pebble in my pocket

Just finished wrapping my precious pebble collection in white tissue paper to make a magical experience for the year 3 classes at Drew Primary School next week. Inspired by The Pebble in my Pocket we are headed towards making ERUPTING VOLCANOS - I know!!!

Tuesday 9 February 2016

spring term - years 2 & 4 at drew primary

Drawing, painting, cutting, construction and clay with y2 and y4 classes at Drew Primary School. A Necklace of Raindrops and Varjak Paw provided our jumping off points! These story books are treasure troves of creative potential and we stretched this potential to the fullest learning new art techniques and using unfamiliar materials. The children embraced my expectations and the challenges set for them, filling their art books to bursting with their imaginative work. After half term I'll return to years 1 and 3 for more literacy inspired art.

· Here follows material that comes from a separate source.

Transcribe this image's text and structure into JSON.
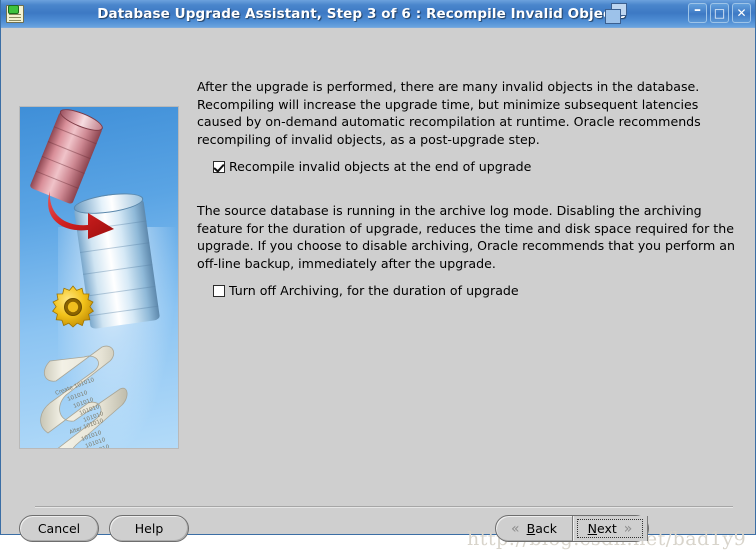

Happy yellow cat

 Shadow puppets

Painted papers, cut and carefully placed in repeat

 Painting technique - holding the brush still and turning the egg!

The Tigris River with fine brushes and ink


 Beautiful art book page

Collaboration inspired by Bastet, Egyptian cat goddess

Thursday 4 February 2016


For YEARS I have owned Wanderlust by Rebecca Solnit. For some reason I've begun the book many times, but repeatedly and willingly cast it aside for other books. So, with the turn of the year I was determined to commit, focus and read Wanderlust... and I'm succeeding. Yesterday I read a line that reminded me that when walking long distance I see each step as a stitch, and when sewing each stitch for a step. Land and textile reflecting one another. On page 163 Rebecca writes, 'If walking sews together the land that ownership tears apart, then trespassing does so as a political statement.'

On the previous page is a passage that enabled me to see walking in a way I'd never considered before, that it is the antithesis of owning.'Walking focuses not on the boundary lines of ownership that break the land into pieces but on the paths that function as a kind of circulatory system connecting the whole organism. Walking is, in a way, the antithesis of owning. It postulates a mobile, empty-handed, shareable experience of land. Nomads have often been disturbing to nationalism because their roving blurs and perforates the boundaries that define nations; walking does the same thing on the smaller scale of private property.'